She wasn’t chosen the first time she applied but tried again and was one of about 45 students selected to work under the mentorship of a TGen scientist and try to unravel the genetic components of diabetes, neurological disease and cancer.
Gomez, along with interns, current or former Arizona students from around the country, worked in various labs. In a drug development lab she studied SCCOHT (small cell carcinoma of the ovarian hypercalcemic type), a rare form of ovarian cancer characterized by the absence of SMARCA4, a protein within the gene, and possible treatments for it.
“It was really exciting,” Gomez said. “I got to work with Whole Exome CRISPR. CRISPR can be seen as genetic scissors that can be programmed to cut out or insert different genes using sgRNAs (Single Guide RNAs). The goal was to find a gene that led to synthetic lethality in combination with the absence of SMARCA4”
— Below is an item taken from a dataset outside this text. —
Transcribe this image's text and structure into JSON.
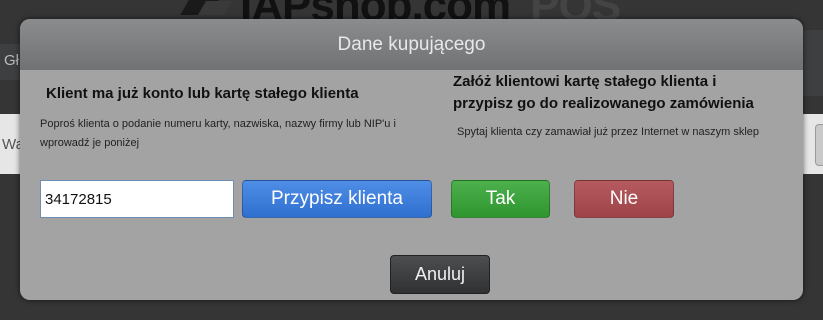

Using CRISPR, she saw how the addition or subtraction of certain genes affects the disease.
Gomez said TGen tried to make each of their interns feel valuable no matter what college they attend, Ivy League or otherwise. She often worked separately from the other interns although there were a few occasions where they all interacted.
“Something that they always told us was to not see each other as competition because each person in that room was qualified to be there,” Gomez said. “When we did have time to meet (the interns), we’d talk about all these projects each of us were working on and sometimes we would share problems that we ran into and how another group solved it. It was just really cool. There was just never any competition between us — it was all about growth.”
Gomez hopes to use her TGen experience as a catapult to more internships down the road. Although she hasn’t decided whether she’d want to go to medical school or another form of graduate school once she receives her bachelor’s, she does know one thing for sure.
“Research is definitely where I think I want to be,” she said.
Contact Ashlee Larrison at (602) 639-8488 or email@example.com